Avery’s involvement in these organizations gave him the connections to get most of what he wanted for his highway from Chicago to Los Angeles. The one big exception was the number.
Avery’s committee had adopted a numbering system whereby the main east-west roads would end in “0” and the main north-south roads would end in “1” or “5.” The Chicago-to-Los Angeles route was designated U.S. 60.
Late in the game, however, the governor of Kentucky objected. He complained that Kentucky had no “0” roads. To rectify the situation, he demanded U.S. 62, which ran from Newport News, Virginia, to Springfield, Missouri, through Kentucky, be redesignated U.S. 60.
The Chicago-to-Los Angeles route would become U.S. 62.
Avery and Missouri’s chief highway engineer were livid. Their highway signs were already being made. More than that, they didn’t like being overruled by politics. Avery held out for months but finally relented; at the suggestion of Oklahoma’s state highway engineer, John Page, Avery agreed to one of the few remaining two-digit numbers, 66.
Aside from the ignominy of not ending in “0,” he thought it had a certain appeal.
Later in life, Avery seems to have rarely mentioned his connection to Route 66. Joy and Cyrus Avery II (known since childhood as Stevens) said they did not realize it until much later.
“I can remember watching the TV show ‘Route 66’ as a teenager and not having any idea our family had anything to do with it,” Joy Avery said.
Mostly they remember Avery for their trips to his ranch near Mannford and his sometimes philosophical observations on life.
“What I realize now is that he didn’t talk much about himself,” Stevens Avery said. “He talked to us about things he thought would interest us. He didn’t toot his own horn.”
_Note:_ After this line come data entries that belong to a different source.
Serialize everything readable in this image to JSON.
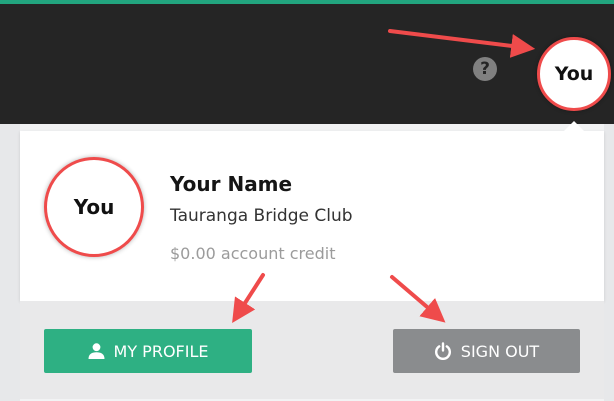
{
  "header": {
    "help_icon": "question-mark-icon",
    "help_glyph": "?",
    "avatar_label": "You"
  },
  "popover": {
    "avatar_label": "You",
    "user_name": "Your Name",
    "club_name": "Tauranga Bridge Club",
    "account_credit": "$0.00 account credit"
  },
  "actions": {
    "profile": {
      "label": "MY PROFILE",
      "icon": "person-icon"
    },
    "sign_out": {
      "label": "SIGN OUT",
      "icon": "power-icon"
    }
  },
  "colors": {
    "accent": "#22a57f",
    "topbar": "#252525",
    "profile_button": "#2eb083",
    "signout_button": "#8a8c8e",
    "annotation": "#ef4b4b"
  }
}
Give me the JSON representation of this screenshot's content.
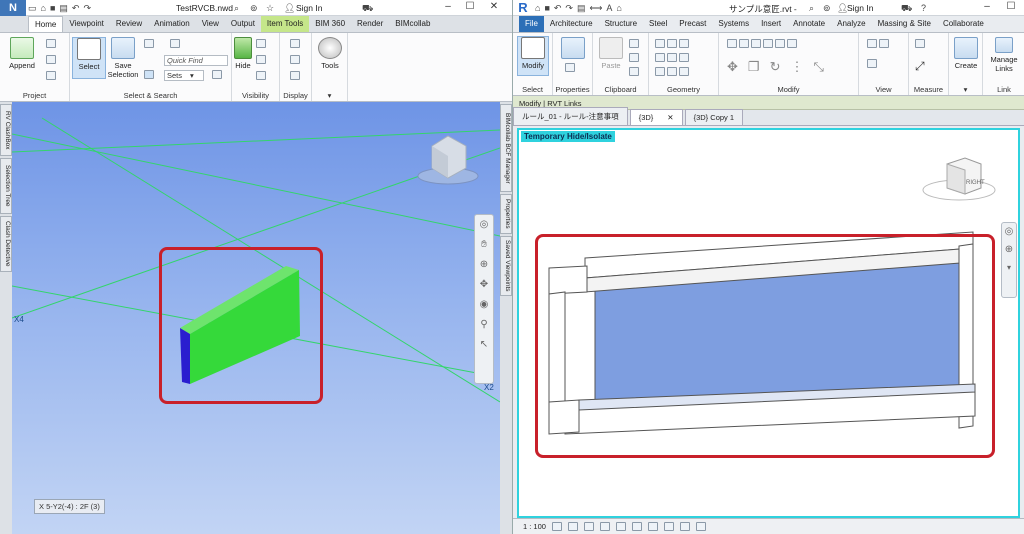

Cyrus Avery’s later years were not entirely kind. Most of his money evaporated during the Depression. He was pushed off the highway commission in 1926, finished 10th in a 15-way Democratic gubernatorial primary in 1934 and was dumped from his WPA job when it was learned he’d bought a Nowata County farm on which a small flood control dam was being built.
He ran for Tulsa County Commissioner in the 1940s and lost. His son Gordon died suddenly while still in his 30s. At nearly 80, Cy Avery took a sales job with Lock-Joint, the company that had made the pipe connecting Spavinaw to Tulsa.Through it all, Avery seemed to remain upbeat.
“I’m just a little guy, but I like Oklahoma and this region,” Avery said in 1956, on his 85th birthday. “I appreciate all of the kindness that has been shown me.”
He died almost seven years later, at the age of 91, while living with his daughter Helen in California at the end of Route 66.